◆ Your goal
Down to the last line, restate the records word for word, but not the pictures.

◆ Supplied material
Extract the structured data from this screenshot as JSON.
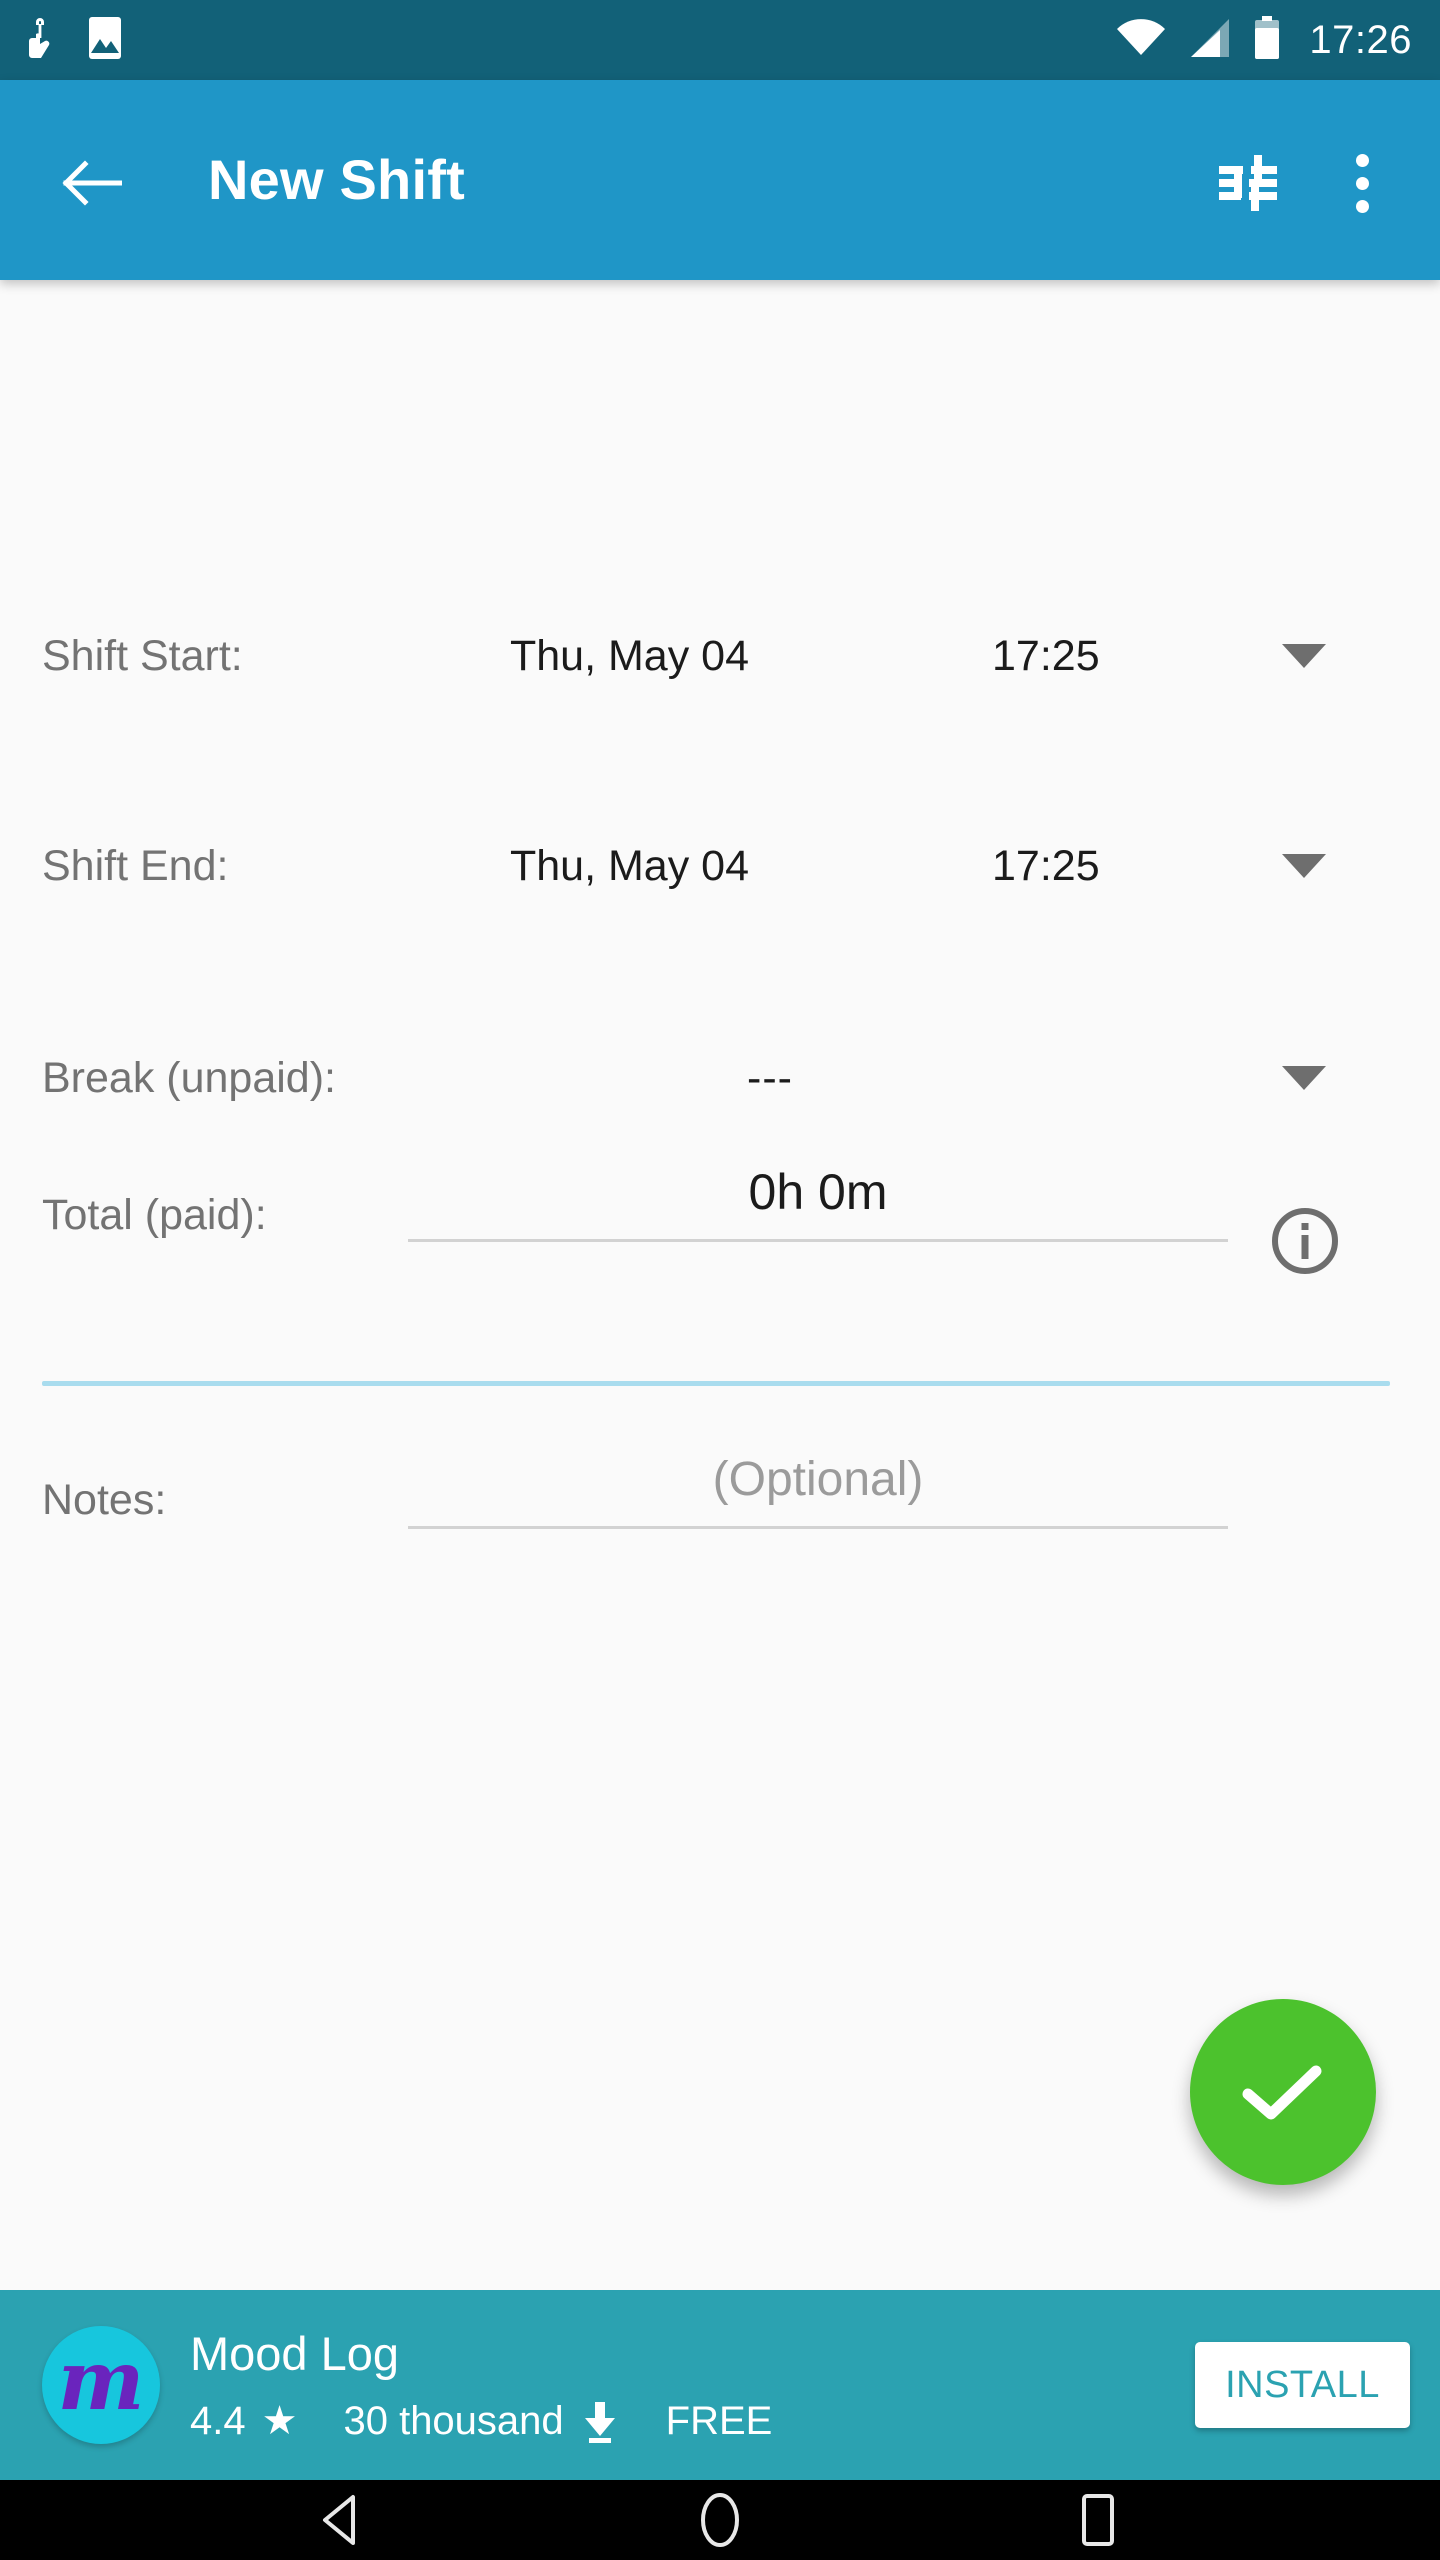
{
  "status_bar": {
    "icons": [
      "touch-pointer-icon",
      "image-icon",
      "wifi-icon",
      "cellular-signal-icon",
      "battery-icon"
    ],
    "time": "17:26",
    "background_color": "#126178"
  },
  "app_bar": {
    "back_label": "back-arrow-icon",
    "title": "New Shift",
    "tune_label": "tune-icon",
    "overflow_label": "more-options-icon",
    "background_color": "#1f96c7"
  },
  "form": {
    "rows": [
      {
        "label": "Shift Start:",
        "date": "Thu, May 04",
        "time": "17:25"
      },
      {
        "label": "Shift End:",
        "date": "Thu, May 04",
        "time": "17:25"
      }
    ],
    "break": {
      "label": "Break (unpaid):",
      "value": "---"
    },
    "total": {
      "label": "Total (paid):",
      "value": "0h 0m",
      "info_icon": "info-icon"
    },
    "notes": {
      "label": "Notes:",
      "value": "",
      "placeholder": "(Optional)"
    }
  },
  "fab": {
    "icon": "check-icon",
    "color": "#4cc22d"
  },
  "ad": {
    "app_name": "Mood Log",
    "rating": "4.4",
    "star": "★",
    "downloads": "30 thousand",
    "download_icon": "download-icon",
    "price": "FREE",
    "install_label": "INSTALL",
    "icon_letter": "m",
    "background_color": "#2ba2b1"
  },
  "nav_bar": {
    "back": "nav-back-icon",
    "home": "nav-home-icon",
    "recent": "nav-recent-icon"
  }
}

◆ Output below
Extract the structured data from this screenshot as JSON.
{
  "status_bar": {
    "icons": [
      "touch-pointer-icon",
      "image-icon",
      "wifi-icon",
      "cellular-signal-icon",
      "battery-icon"
    ],
    "time": "17:26",
    "background_color": "#126178"
  },
  "app_bar": {
    "back_label": "back-arrow-icon",
    "title": "New Shift",
    "tune_label": "tune-icon",
    "overflow_label": "more-options-icon",
    "background_color": "#1f96c7"
  },
  "form": {
    "rows": [
      {
        "label": "Shift Start:",
        "date": "Thu, May 04",
        "time": "17:25"
      },
      {
        "label": "Shift End:",
        "date": "Thu, May 04",
        "time": "17:25"
      }
    ],
    "break": {
      "label": "Break (unpaid):",
      "value": "---"
    },
    "total": {
      "label": "Total (paid):",
      "value": "0h 0m",
      "info_icon": "info-icon"
    },
    "notes": {
      "label": "Notes:",
      "value": "",
      "placeholder": "(Optional)"
    }
  },
  "fab": {
    "icon": "check-icon",
    "color": "#4cc22d"
  },
  "ad": {
    "app_name": "Mood Log",
    "rating": "4.4",
    "star": "★",
    "downloads": "30 thousand",
    "download_icon": "download-icon",
    "price": "FREE",
    "install_label": "INSTALL",
    "icon_letter": "m",
    "background_color": "#2ba2b1"
  },
  "nav_bar": {
    "back": "nav-back-icon",
    "home": "nav-home-icon",
    "recent": "nav-recent-icon"
  }
}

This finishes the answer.